Component data from apps and pages:

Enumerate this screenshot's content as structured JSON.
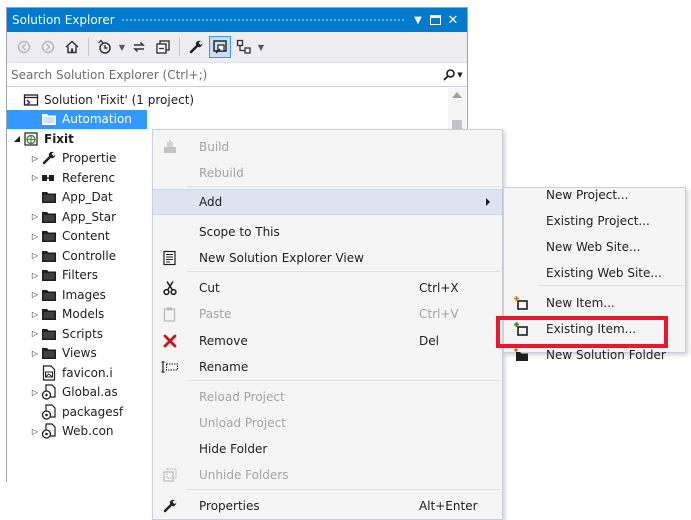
{
  "panel": {
    "title": "Solution Explorer",
    "search_placeholder": "Search Solution Explorer (Ctrl+;)"
  },
  "tree": [
    {
      "label": "Solution 'Fixit' (1 project)",
      "icon": "solution-icon",
      "expander": "",
      "selected": false,
      "bold": false,
      "indent": 0
    },
    {
      "label": "Automation",
      "icon": "folder-icon",
      "expander": "",
      "selected": true,
      "bold": false,
      "indent": 1
    },
    {
      "label": "Fixit",
      "icon": "web-project-icon",
      "expander": "open",
      "selected": false,
      "bold": true,
      "indent": 0
    },
    {
      "label": "Propertie",
      "icon": "wrench-icon",
      "expander": "closed",
      "selected": false,
      "bold": false,
      "indent": 1
    },
    {
      "label": "Referenc",
      "icon": "references-icon",
      "expander": "closed",
      "selected": false,
      "bold": false,
      "indent": 1
    },
    {
      "label": "App_Dat",
      "icon": "folder-icon",
      "expander": "",
      "selected": false,
      "bold": false,
      "indent": 1
    },
    {
      "label": "App_Star",
      "icon": "folder-icon",
      "expander": "closed",
      "selected": false,
      "bold": false,
      "indent": 1
    },
    {
      "label": "Content",
      "icon": "folder-icon",
      "expander": "closed",
      "selected": false,
      "bold": false,
      "indent": 1
    },
    {
      "label": "Controlle",
      "icon": "folder-icon",
      "expander": "closed",
      "selected": false,
      "bold": false,
      "indent": 1
    },
    {
      "label": "Filters",
      "icon": "folder-icon",
      "expander": "closed",
      "selected": false,
      "bold": false,
      "indent": 1
    },
    {
      "label": "Images",
      "icon": "folder-icon",
      "expander": "closed",
      "selected": false,
      "bold": false,
      "indent": 1
    },
    {
      "label": "Models",
      "icon": "folder-icon",
      "expander": "closed",
      "selected": false,
      "bold": false,
      "indent": 1
    },
    {
      "label": "Scripts",
      "icon": "folder-icon",
      "expander": "closed",
      "selected": false,
      "bold": false,
      "indent": 1
    },
    {
      "label": "Views",
      "icon": "folder-icon",
      "expander": "closed",
      "selected": false,
      "bold": false,
      "indent": 1
    },
    {
      "label": "favicon.i",
      "icon": "image-file-icon",
      "expander": "",
      "selected": false,
      "bold": false,
      "indent": 1
    },
    {
      "label": "Global.as",
      "icon": "code-file-icon",
      "expander": "closed",
      "selected": false,
      "bold": false,
      "indent": 1
    },
    {
      "label": "packagesf",
      "icon": "config-file-icon",
      "expander": "",
      "selected": false,
      "bold": false,
      "indent": 1
    },
    {
      "label": "Web.con",
      "icon": "config-file-icon",
      "expander": "closed",
      "selected": false,
      "bold": false,
      "indent": 1
    }
  ],
  "context_menu": {
    "items": [
      {
        "label": "Build",
        "shortcut": "",
        "icon": "build-icon",
        "disabled": true,
        "submenu": false,
        "highlighted": false
      },
      {
        "label": "Rebuild",
        "shortcut": "",
        "icon": "",
        "disabled": true,
        "submenu": false,
        "highlighted": false
      },
      {
        "label": "Add",
        "shortcut": "",
        "icon": "",
        "disabled": false,
        "submenu": true,
        "highlighted": true
      },
      {
        "label": "Scope to This",
        "shortcut": "",
        "icon": "",
        "disabled": false,
        "submenu": false,
        "highlighted": false
      },
      {
        "label": "New Solution Explorer View",
        "shortcut": "",
        "icon": "new-view-icon",
        "disabled": false,
        "submenu": false,
        "highlighted": false
      },
      {
        "label": "Cut",
        "shortcut": "Ctrl+X",
        "icon": "scissors-icon",
        "disabled": false,
        "submenu": false,
        "highlighted": false
      },
      {
        "label": "Paste",
        "shortcut": "Ctrl+V",
        "icon": "paste-icon",
        "disabled": true,
        "submenu": false,
        "highlighted": false
      },
      {
        "label": "Remove",
        "shortcut": "Del",
        "icon": "remove-icon",
        "disabled": false,
        "submenu": false,
        "highlighted": false
      },
      {
        "label": "Rename",
        "shortcut": "",
        "icon": "rename-icon",
        "disabled": false,
        "submenu": false,
        "highlighted": false
      },
      {
        "label": "Reload Project",
        "shortcut": "",
        "icon": "",
        "disabled": true,
        "submenu": false,
        "highlighted": false
      },
      {
        "label": "Unload Project",
        "shortcut": "",
        "icon": "",
        "disabled": true,
        "submenu": false,
        "highlighted": false
      },
      {
        "label": "Hide Folder",
        "shortcut": "",
        "icon": "",
        "disabled": false,
        "submenu": false,
        "highlighted": false
      },
      {
        "label": "Unhide Folders",
        "shortcut": "",
        "icon": "unhide-icon",
        "disabled": true,
        "submenu": false,
        "highlighted": false
      },
      {
        "label": "Properties",
        "shortcut": "Alt+Enter",
        "icon": "wrench-icon",
        "disabled": false,
        "submenu": false,
        "highlighted": false
      }
    ]
  },
  "add_submenu": {
    "items": [
      {
        "label": "New Project...",
        "icon": ""
      },
      {
        "label": "Existing Project...",
        "icon": ""
      },
      {
        "label": "New Web Site...",
        "icon": ""
      },
      {
        "label": "Existing Web Site...",
        "icon": ""
      },
      {
        "label": "New Item...",
        "icon": "new-item-icon"
      },
      {
        "label": "Existing Item...",
        "icon": "existing-item-icon"
      },
      {
        "label": "New Solution Folder",
        "icon": "new-folder-icon"
      }
    ]
  },
  "colors": {
    "accent": "#007acc",
    "selection": "#3399ff",
    "highlight_box": "#e8192c"
  }
}
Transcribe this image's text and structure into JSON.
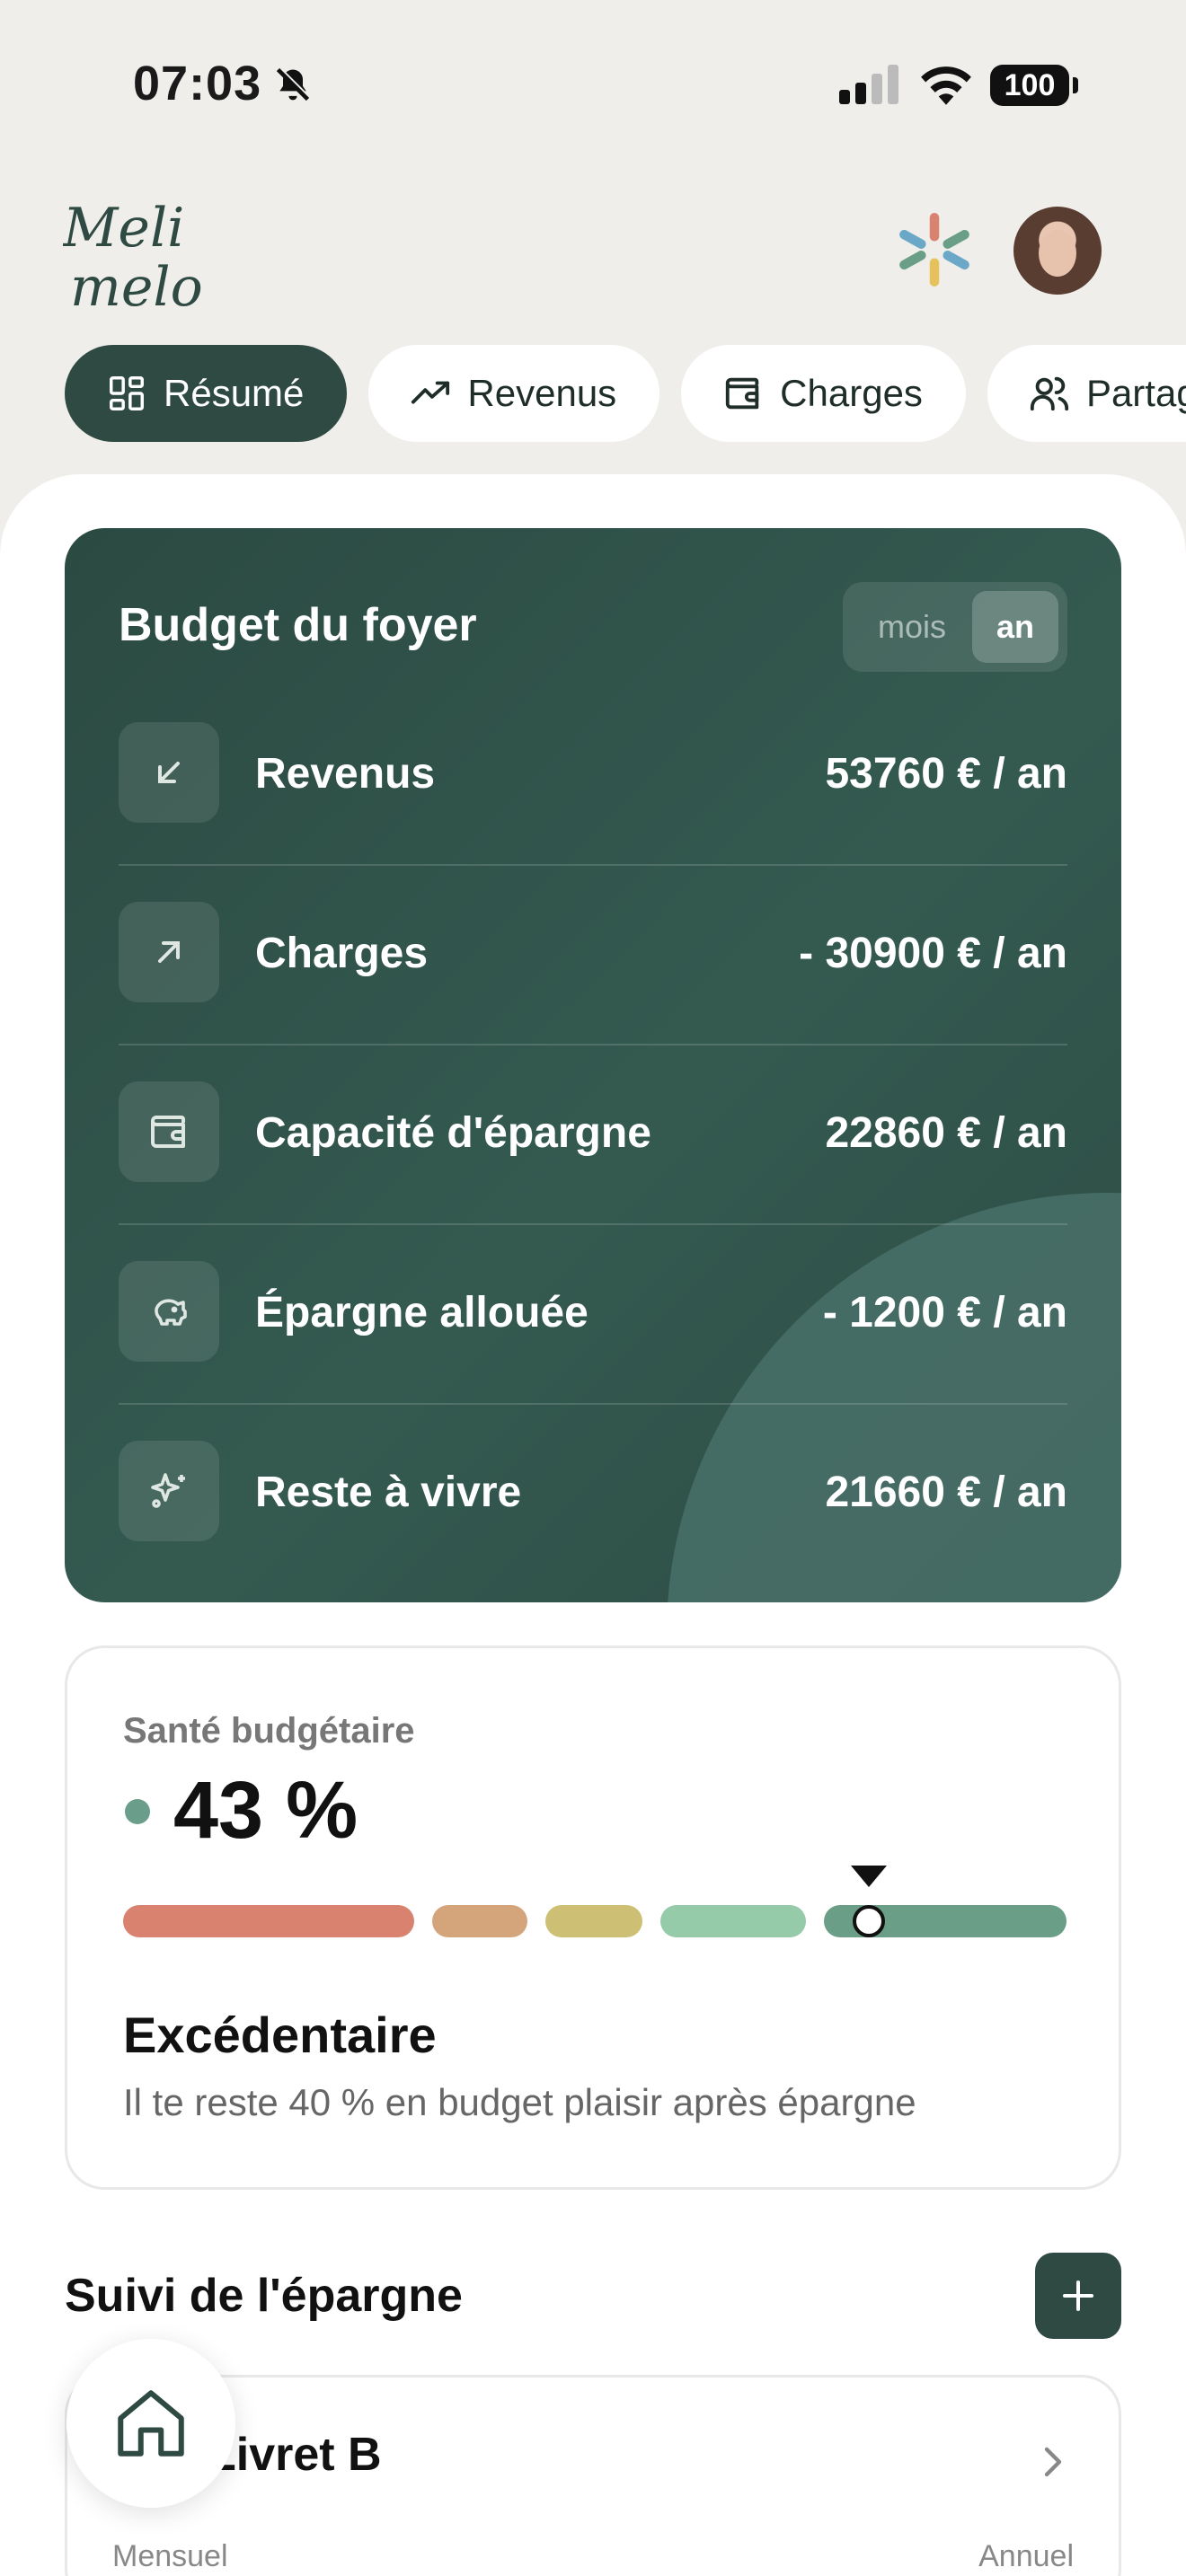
{
  "status_bar": {
    "time": "07:03",
    "battery": "100"
  },
  "header": {
    "logo_text_line1": "Meli",
    "logo_text_line2": "melo"
  },
  "tabs": [
    {
      "label": "Résumé",
      "icon": "grid-icon",
      "active": true
    },
    {
      "label": "Revenus",
      "icon": "trend-up-icon",
      "active": false
    },
    {
      "label": "Charges",
      "icon": "wallet-icon",
      "active": false
    },
    {
      "label": "Partag",
      "icon": "users-icon",
      "active": false
    }
  ],
  "budget": {
    "title": "Budget du foyer",
    "period_options": [
      "mois",
      "an"
    ],
    "period_selected": "an",
    "rows": [
      {
        "label": "Revenus",
        "value": "53760 € / an",
        "icon": "arrow-down-left-icon"
      },
      {
        "label": "Charges",
        "value": "- 30900 € / an",
        "icon": "arrow-up-right-icon"
      },
      {
        "label": "Capacité d'épargne",
        "value": "22860 € / an",
        "icon": "wallet-icon"
      },
      {
        "label": "Épargne allouée",
        "value": "- 1200 € / an",
        "icon": "piggy-bank-icon"
      },
      {
        "label": "Reste à vivre",
        "value": "21660 € / an",
        "icon": "sparkles-icon"
      }
    ]
  },
  "health": {
    "label": "Santé budgétaire",
    "percent": "43 %",
    "gauge_level": 0.79,
    "status": "Excédentaire",
    "description": "Il te reste 40 % en budget plaisir après épargne",
    "colors": [
      "#d9826f",
      "#d4a57a",
      "#cdbf73",
      "#95cba8",
      "#6a9e86"
    ]
  },
  "savings": {
    "title": "Suivi de l'épargne",
    "item": {
      "name": "Livret B",
      "left_label": "Mensuel",
      "right_label": "Annuel"
    }
  },
  "colors": {
    "primary": "#2e4a43",
    "background": "#f0eeeb",
    "accent_dot": "#6a9e8a"
  }
}
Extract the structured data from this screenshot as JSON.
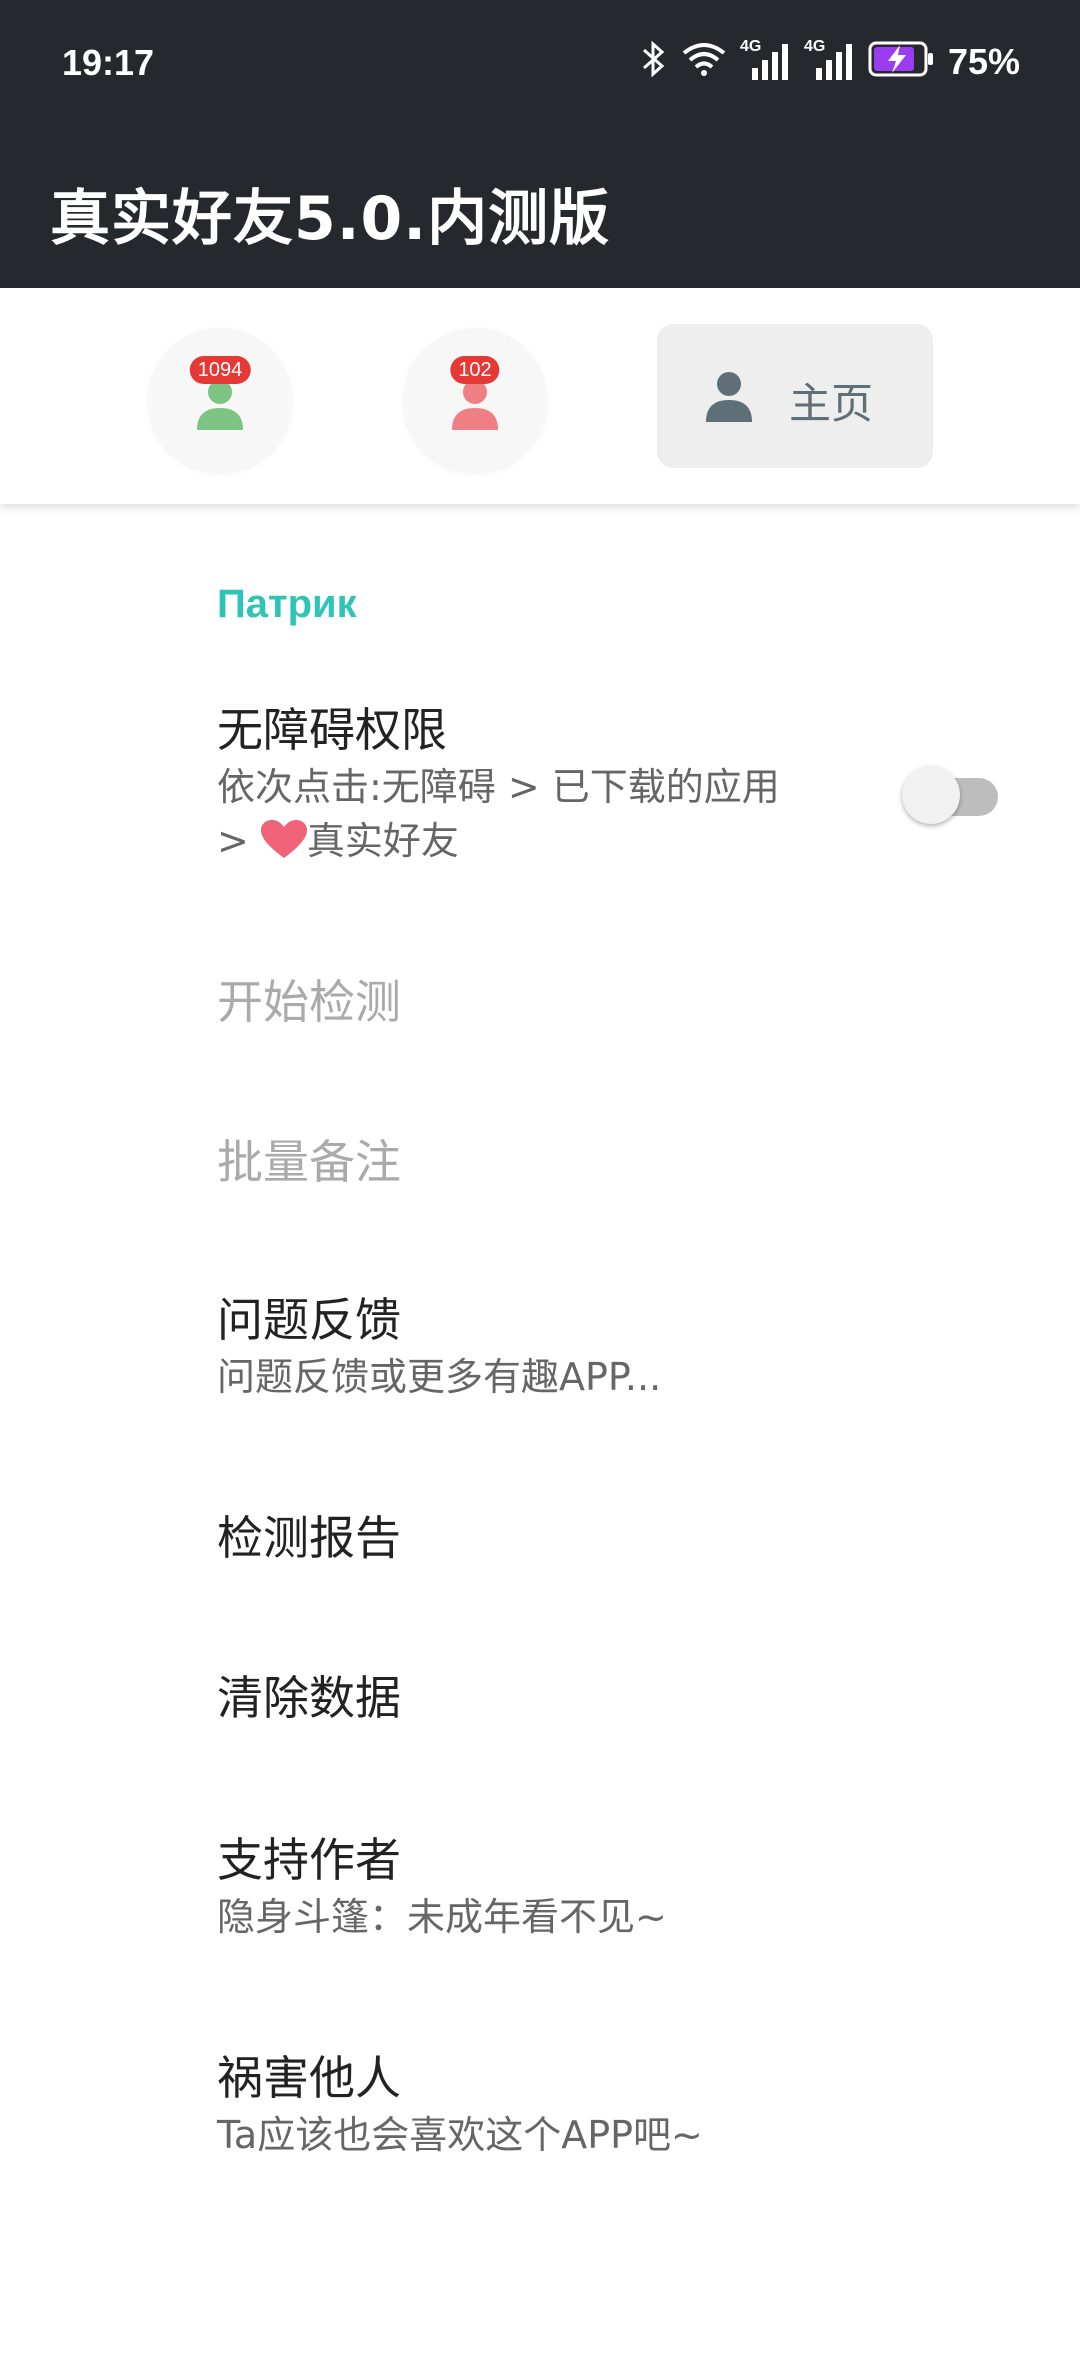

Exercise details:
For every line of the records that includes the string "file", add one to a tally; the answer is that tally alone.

Expected output:
4